_WHAT TO PRODUCE_. Nothing may be left out of the listing below but its images; repeat the rest exactly.

[AVAILABLE DATA — start]

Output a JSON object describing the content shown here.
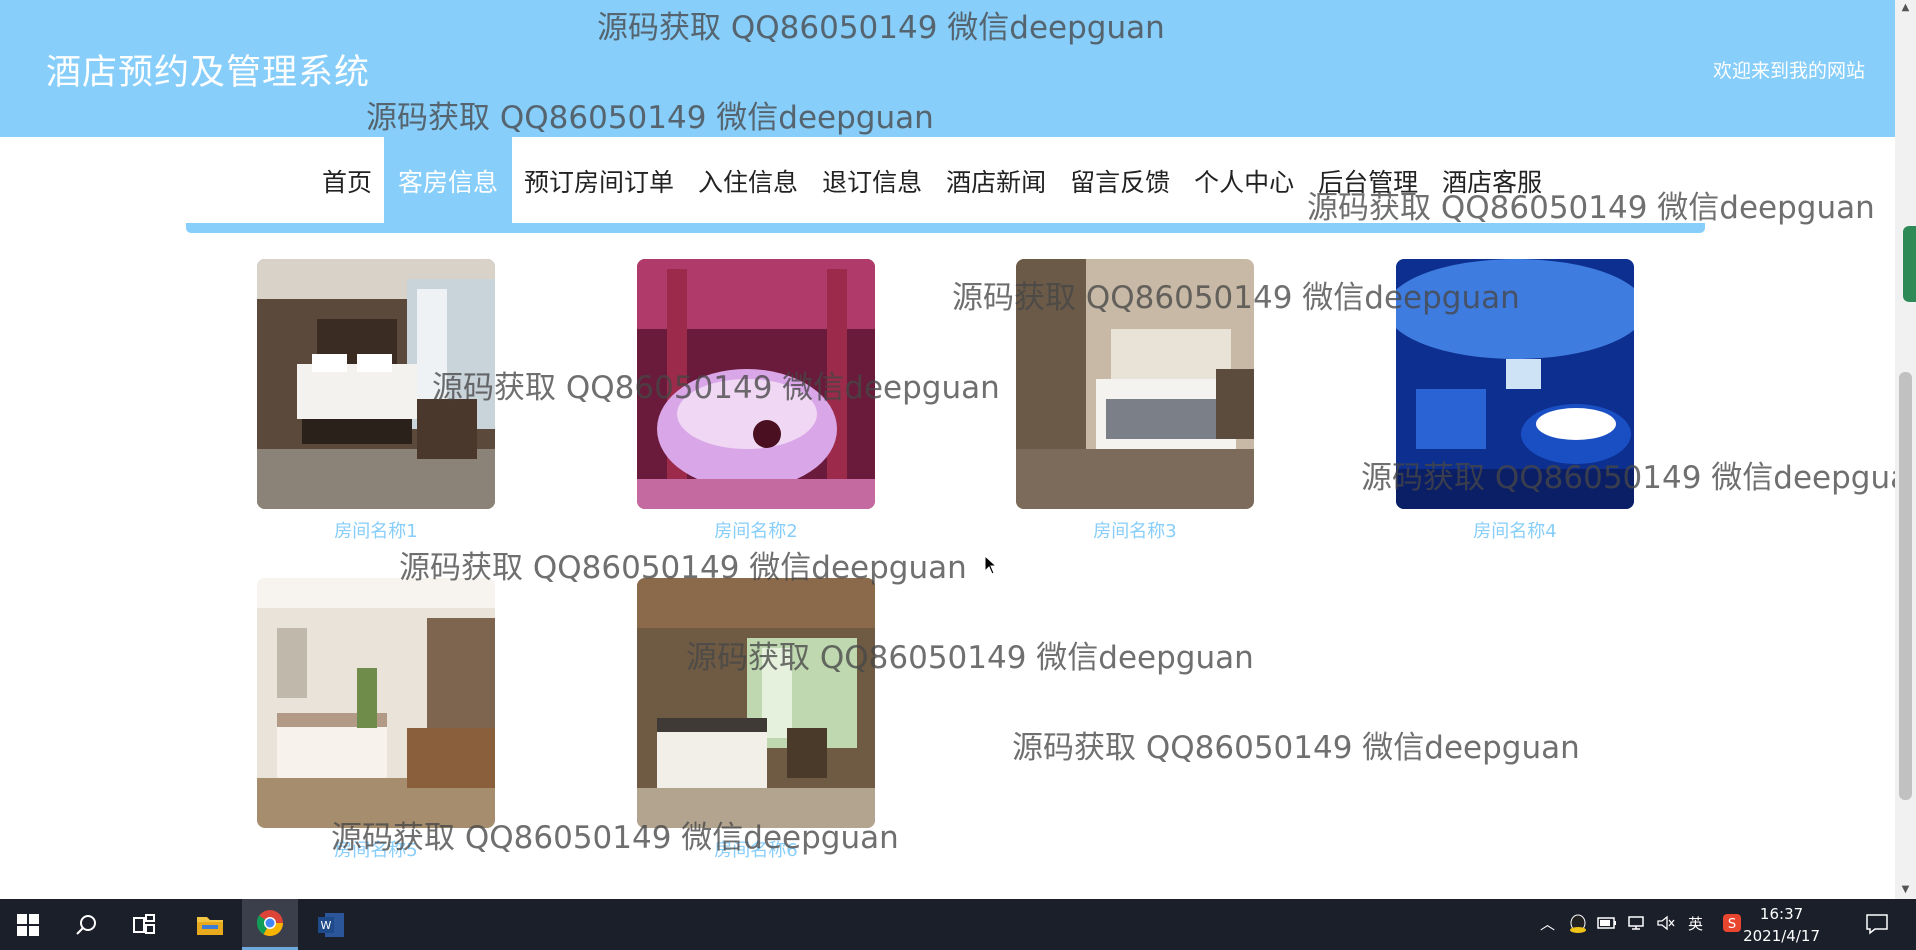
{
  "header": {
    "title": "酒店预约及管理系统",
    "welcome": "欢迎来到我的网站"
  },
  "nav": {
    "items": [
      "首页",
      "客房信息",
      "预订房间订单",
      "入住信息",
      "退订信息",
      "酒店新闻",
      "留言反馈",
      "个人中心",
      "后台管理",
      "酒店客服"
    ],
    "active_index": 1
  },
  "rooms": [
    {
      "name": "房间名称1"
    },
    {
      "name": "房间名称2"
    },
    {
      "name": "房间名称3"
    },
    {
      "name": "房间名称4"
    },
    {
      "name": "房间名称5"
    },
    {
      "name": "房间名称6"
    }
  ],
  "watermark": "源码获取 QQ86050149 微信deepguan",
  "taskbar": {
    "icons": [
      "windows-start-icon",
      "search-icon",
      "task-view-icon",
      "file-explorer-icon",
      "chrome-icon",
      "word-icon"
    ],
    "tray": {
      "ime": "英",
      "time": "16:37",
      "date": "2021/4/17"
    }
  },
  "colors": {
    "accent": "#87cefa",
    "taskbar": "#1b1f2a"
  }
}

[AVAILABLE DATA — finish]

_OUTPUT OF THE TASK_.
Output a JSON object describing the content shown here.
{
  "header": {
    "title": "酒店预约及管理系统",
    "welcome": "欢迎来到我的网站"
  },
  "nav": {
    "items": [
      "首页",
      "客房信息",
      "预订房间订单",
      "入住信息",
      "退订信息",
      "酒店新闻",
      "留言反馈",
      "个人中心",
      "后台管理",
      "酒店客服"
    ],
    "active_index": 1
  },
  "rooms": [
    {
      "name": "房间名称1"
    },
    {
      "name": "房间名称2"
    },
    {
      "name": "房间名称3"
    },
    {
      "name": "房间名称4"
    },
    {
      "name": "房间名称5"
    },
    {
      "name": "房间名称6"
    }
  ],
  "watermark": "源码获取 QQ86050149 微信deepguan",
  "taskbar": {
    "icons": [
      "windows-start-icon",
      "search-icon",
      "task-view-icon",
      "file-explorer-icon",
      "chrome-icon",
      "word-icon"
    ],
    "tray": {
      "ime": "英",
      "time": "16:37",
      "date": "2021/4/17"
    }
  },
  "colors": {
    "accent": "#87cefa",
    "taskbar": "#1b1f2a"
  }
}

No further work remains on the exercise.